[[ RECORDS TO PROCESS, beginning ]]

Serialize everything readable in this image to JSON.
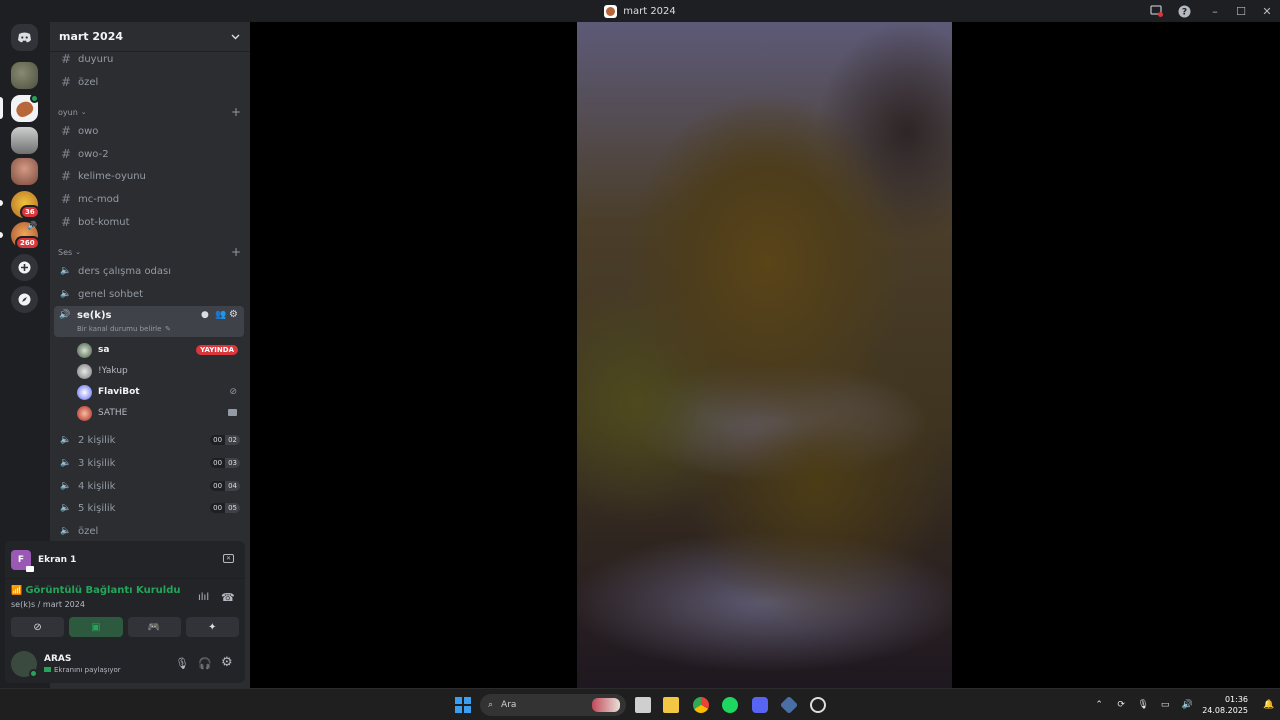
{
  "window": {
    "title": "mart 2024"
  },
  "server": {
    "name": "mart 2024"
  },
  "guild_badges": {
    "g5": "36",
    "g6": "260"
  },
  "channels_top": [
    {
      "label": "duyuru"
    },
    {
      "label": "özel"
    }
  ],
  "categories": {
    "oyun": "oyun",
    "ses": "Ses"
  },
  "text_channels": [
    {
      "label": "owo"
    },
    {
      "label": "owo-2"
    },
    {
      "label": "kelime-oyunu"
    },
    {
      "label": "mc-mod"
    },
    {
      "label": "bot-komut"
    }
  ],
  "voice_channels": [
    {
      "label": "ders çalışma odası"
    },
    {
      "label": "genel sohbet"
    }
  ],
  "active_voice": {
    "name": "se(k)s",
    "status": "Bir kanal durumu belirle"
  },
  "voice_users": [
    {
      "name": "sa",
      "badge": "YAYINDA"
    },
    {
      "name": "!Yakup"
    },
    {
      "name": "FlaviBot"
    },
    {
      "name": "SATHE"
    }
  ],
  "rooms": [
    {
      "label": "2 kişilik",
      "a": "00",
      "b": "02"
    },
    {
      "label": "3 kişilik",
      "a": "00",
      "b": "03"
    },
    {
      "label": "4 kişilik",
      "a": "00",
      "b": "04"
    },
    {
      "label": "5 kişilik",
      "a": "00",
      "b": "05"
    }
  ],
  "last_channel": {
    "label": "özel"
  },
  "screen_panel": {
    "title": "Ekran 1",
    "initial": "F"
  },
  "connection": {
    "status": "Görüntülü Bağlantı Kuruldu",
    "location": "se(k)s / mart 2024"
  },
  "user": {
    "name": "ARAS",
    "status": "Ekranını paylaşıyor"
  },
  "taskbar": {
    "search_placeholder": "Ara",
    "time": "01:36",
    "date": "24.08.2025"
  },
  "colors": {
    "accent": "#5865f2",
    "green": "#23a55a",
    "red": "#da373c"
  }
}
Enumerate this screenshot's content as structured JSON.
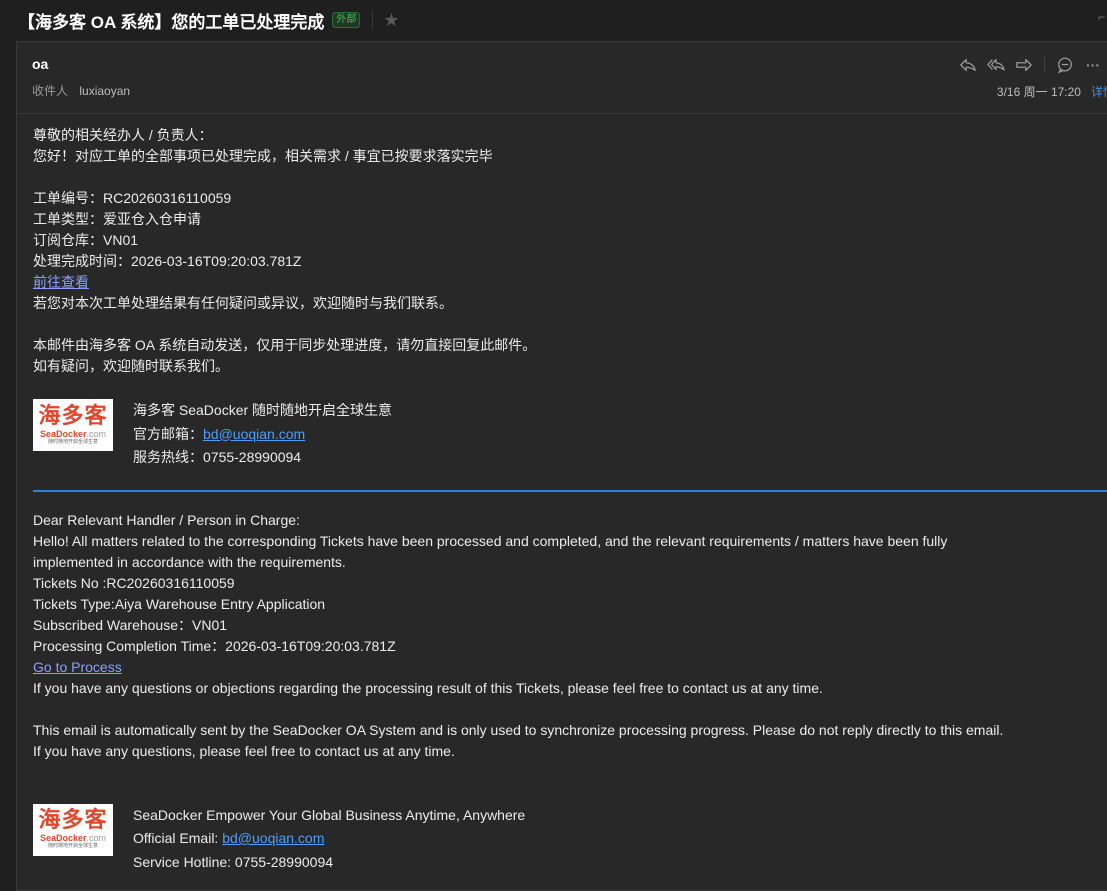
{
  "subject": {
    "title": "【海多客 OA 系统】您的工单已处理完成",
    "external_badge": "外部",
    "top_right_glyph": "⌐"
  },
  "header": {
    "sender": "oa",
    "recipient_label": "收件人",
    "recipient": "luxiaoyan",
    "date": "3/16 周一 17:20",
    "detail_link": "详情",
    "actions": [
      "reply-icon",
      "reply-all-icon",
      "forward-icon",
      "comment-icon",
      "more-icon"
    ],
    "more_glyph": "···"
  },
  "cn": {
    "greeting": "尊敬的相关经办人 / 负责人：",
    "intro": "您好！对应工单的全部事项已处理完成，相关需求 / 事宜已按要求落实完毕",
    "ticket_no": "工单编号：RC20260316110059",
    "ticket_type": "工单类型：爱亚仓入仓申请",
    "warehouse": "订阅仓库：VN01",
    "complete_time": "处理完成时间：2026-03-16T09:20:03.781Z",
    "link": "前往查看",
    "feedback": "若您对本次工单处理结果有任何疑问或异议，欢迎随时与我们联系。",
    "auto_notice": "本邮件由海多客 OA 系统自动发送，仅用于同步处理进度，请勿直接回复此邮件。",
    "contact": "如有疑问，欢迎随时联系我们。",
    "sig_slogan": "海多客 SeaDocker 随时随地开启全球生意",
    "sig_email_label": "官方邮箱：",
    "sig_email": "bd@uoqian.com",
    "sig_hotline": "服务热线：0755-28990094"
  },
  "en": {
    "greeting": "Dear Relevant Handler / Person in Charge:",
    "intro_1": "Hello! All matters related to the corresponding Tickets have been processed and completed, and the relevant requirements / matters have been fully",
    "intro_2": "implemented in accordance with the requirements.",
    "ticket_no": "Tickets No :RC20260316110059",
    "ticket_type": "Tickets Type:Aiya Warehouse Entry Application",
    "warehouse": "Subscribed Warehouse：VN01",
    "complete_time": "Processing Completion Time：2026-03-16T09:20:03.781Z",
    "link": "Go to Process",
    "feedback": "If you have any questions or objections regarding the processing result of this Tickets, please feel free to contact us at any time.",
    "auto_notice": "This email is automatically sent by the SeaDocker OA System and is only used to synchronize processing progress. Please do not reply directly to this email.",
    "contact": "If you have any questions, please feel free to contact us at any time.",
    "sig_slogan": "SeaDocker Empower Your Global Business Anytime, Anywhere",
    "sig_email_label": "Official Email: ",
    "sig_email": "bd@uoqian.com",
    "sig_hotline": "Service Hotline: 0755-28990094"
  },
  "logo": {
    "cn_text": "海多客",
    "en_text": "SeaDocker",
    "en_suffix": ".com",
    "slogan": "随时随地开启全球生意"
  },
  "colors": {
    "accent_blue": "#2f7fd8",
    "link": "#8aa0ff",
    "badge_green": "#3fbf5f",
    "logo_red": "#e3452b"
  }
}
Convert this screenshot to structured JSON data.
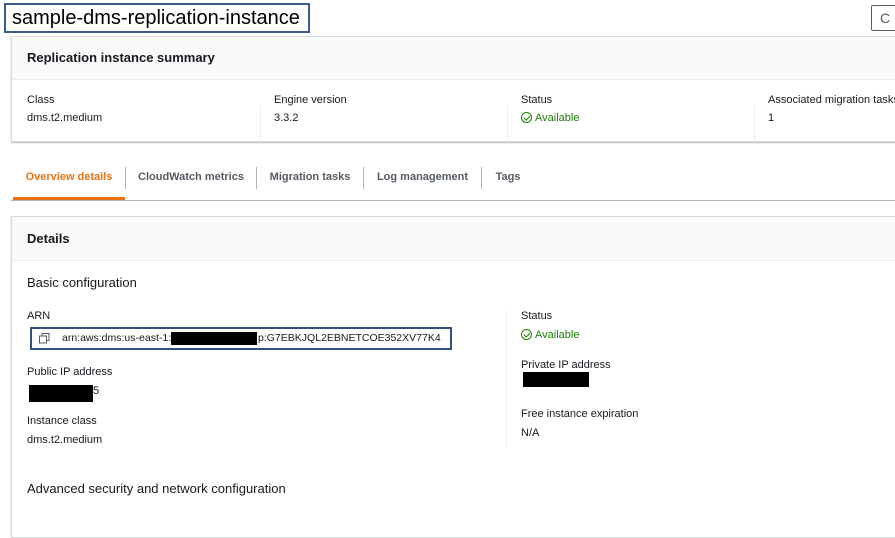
{
  "page": {
    "title": "sample-dms-replication-instance",
    "refresh_glyph": "C"
  },
  "summary": {
    "header": "Replication instance summary",
    "class_label": "Class",
    "class_value": "dms.t2.medium",
    "engine_label": "Engine version",
    "engine_value": "3.3.2",
    "status_label": "Status",
    "status_value": "Available",
    "tasks_label": "Associated migration tasks",
    "tasks_value": "1"
  },
  "tabs": [
    {
      "label": "Overview details"
    },
    {
      "label": "CloudWatch metrics"
    },
    {
      "label": "Migration tasks"
    },
    {
      "label": "Log management"
    },
    {
      "label": "Tags"
    }
  ],
  "details": {
    "header": "Details",
    "basic_title": "Basic configuration",
    "arn_label": "ARN",
    "arn_prefix": "arn:aws:dms:us-east-1:",
    "arn_suffix": "p:G7EBKJQL2EBNETCOE352XV77K4",
    "public_ip_label": "Public IP address",
    "public_ip_tail": "5",
    "instance_class_label": "Instance class",
    "instance_class_value": "dms.t2.medium",
    "status_label": "Status",
    "status_value": "Available",
    "private_ip_label": "Private IP address",
    "free_label": "Free instance expiration",
    "free_value": "N/A",
    "advanced_title": "Advanced security and network configuration"
  },
  "colors": {
    "accent": "#ec7211",
    "success": "#1d8102",
    "highlight_border": "#2f5081"
  },
  "icons": [
    "refresh-icon",
    "status-check-icon",
    "copy-icon"
  ]
}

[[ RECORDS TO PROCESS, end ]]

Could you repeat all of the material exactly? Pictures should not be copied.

Serialize everything readable in this image to JSON.
{
  "window": {
    "title": "mart 2024"
  },
  "server": {
    "name": "mart 2024"
  },
  "guild_badges": {
    "g5": "36",
    "g6": "260"
  },
  "channels_top": [
    {
      "label": "duyuru"
    },
    {
      "label": "özel"
    }
  ],
  "categories": {
    "oyun": "oyun",
    "ses": "Ses"
  },
  "text_channels": [
    {
      "label": "owo"
    },
    {
      "label": "owo-2"
    },
    {
      "label": "kelime-oyunu"
    },
    {
      "label": "mc-mod"
    },
    {
      "label": "bot-komut"
    }
  ],
  "voice_channels": [
    {
      "label": "ders çalışma odası"
    },
    {
      "label": "genel sohbet"
    }
  ],
  "active_voice": {
    "name": "se(k)s",
    "status": "Bir kanal durumu belirle"
  },
  "voice_users": [
    {
      "name": "sa",
      "badge": "YAYINDA"
    },
    {
      "name": "!Yakup"
    },
    {
      "name": "FlaviBot"
    },
    {
      "name": "SATHE"
    }
  ],
  "rooms": [
    {
      "label": "2 kişilik",
      "a": "00",
      "b": "02"
    },
    {
      "label": "3 kişilik",
      "a": "00",
      "b": "03"
    },
    {
      "label": "4 kişilik",
      "a": "00",
      "b": "04"
    },
    {
      "label": "5 kişilik",
      "a": "00",
      "b": "05"
    }
  ],
  "last_channel": {
    "label": "özel"
  },
  "screen_panel": {
    "title": "Ekran 1",
    "initial": "F"
  },
  "connection": {
    "status": "Görüntülü Bağlantı Kuruldu",
    "location": "se(k)s / mart 2024"
  },
  "user": {
    "name": "ARAS",
    "status": "Ekranını paylaşıyor"
  },
  "taskbar": {
    "search_placeholder": "Ara",
    "time": "01:36",
    "date": "24.08.2025"
  },
  "colors": {
    "accent": "#5865f2",
    "green": "#23a55a",
    "red": "#da373c"
  }
}
Enumerate this screenshot's content as structured JSON.
{
  "subject": {
    "title": "【海多客 OA 系统】您的工单已处理完成",
    "external_badge": "外部",
    "top_right_glyph": "⌐"
  },
  "header": {
    "sender": "oa",
    "recipient_label": "收件人",
    "recipient": "luxiaoyan",
    "date": "3/16 周一 17:20",
    "detail_link": "详情",
    "actions": [
      "reply-icon",
      "reply-all-icon",
      "forward-icon",
      "comment-icon",
      "more-icon"
    ],
    "more_glyph": "···"
  },
  "cn": {
    "greeting": "尊敬的相关经办人 / 负责人：",
    "intro": "您好！对应工单的全部事项已处理完成，相关需求 / 事宜已按要求落实完毕",
    "ticket_no": "工单编号：RC20260316110059",
    "ticket_type": "工单类型：爱亚仓入仓申请",
    "warehouse": "订阅仓库：VN01",
    "complete_time": "处理完成时间：2026-03-16T09:20:03.781Z",
    "link": "前往查看",
    "feedback": "若您对本次工单处理结果有任何疑问或异议，欢迎随时与我们联系。",
    "auto_notice": "本邮件由海多客 OA 系统自动发送，仅用于同步处理进度，请勿直接回复此邮件。",
    "contact": "如有疑问，欢迎随时联系我们。",
    "sig_slogan": "海多客 SeaDocker 随时随地开启全球生意",
    "sig_email_label": "官方邮箱：",
    "sig_email": "bd@uoqian.com",
    "sig_hotline": "服务热线：0755-28990094"
  },
  "en": {
    "greeting": "Dear Relevant Handler / Person in Charge:",
    "intro_1": "Hello! All matters related to the corresponding Tickets have been processed and completed, and the relevant requirements / matters have been fully",
    "intro_2": "implemented in accordance with the requirements.",
    "ticket_no": "Tickets No :RC20260316110059",
    "ticket_type": "Tickets Type:Aiya Warehouse Entry Application",
    "warehouse": "Subscribed Warehouse：VN01",
    "complete_time": "Processing Completion Time：2026-03-16T09:20:03.781Z",
    "link": "Go to Process",
    "feedback": "If you have any questions or objections regarding the processing result of this Tickets, please feel free to contact us at any time.",
    "auto_notice": "This email is automatically sent by the SeaDocker OA System and is only used to synchronize processing progress. Please do not reply directly to this email.",
    "contact": "If you have any questions, please feel free to contact us at any time.",
    "sig_slogan": "SeaDocker Empower Your Global Business Anytime, Anywhere",
    "sig_email_label": "Official Email: ",
    "sig_email": "bd@uoqian.com",
    "sig_hotline": "Service Hotline: 0755-28990094"
  },
  "logo": {
    "cn_text": "海多客",
    "en_text": "SeaDocker",
    "en_suffix": ".com",
    "slogan": "随时随地开启全球生意"
  },
  "colors": {
    "accent_blue": "#2f7fd8",
    "link": "#8aa0ff",
    "badge_green": "#3fbf5f",
    "logo_red": "#e3452b"
  }
}
Convert this screenshot to structured JSON data.
{
  "page": {
    "title": "sample-dms-replication-instance",
    "refresh_glyph": "C"
  },
  "summary": {
    "header": "Replication instance summary",
    "class_label": "Class",
    "class_value": "dms.t2.medium",
    "engine_label": "Engine version",
    "engine_value": "3.3.2",
    "status_label": "Status",
    "status_value": "Available",
    "tasks_label": "Associated migration tasks",
    "tasks_value": "1"
  },
  "tabs": [
    {
      "label": "Overview details"
    },
    {
      "label": "CloudWatch metrics"
    },
    {
      "label": "Migration tasks"
    },
    {
      "label": "Log management"
    },
    {
      "label": "Tags"
    }
  ],
  "details": {
    "header": "Details",
    "basic_title": "Basic configuration",
    "arn_label": "ARN",
    "arn_prefix": "arn:aws:dms:us-east-1:",
    "arn_suffix": "p:G7EBKJQL2EBNETCOE352XV77K4",
    "public_ip_label": "Public IP address",
    "public_ip_tail": "5",
    "instance_class_label": "Instance class",
    "instance_class_value": "dms.t2.medium",
    "status_label": "Status",
    "status_value": "Available",
    "private_ip_label": "Private IP address",
    "free_label": "Free instance expiration",
    "free_value": "N/A",
    "advanced_title": "Advanced security and network configuration"
  },
  "colors": {
    "accent": "#ec7211",
    "success": "#1d8102",
    "highlight_border": "#2f5081"
  },
  "icons": [
    "refresh-icon",
    "status-check-icon",
    "copy-icon"
  ]
}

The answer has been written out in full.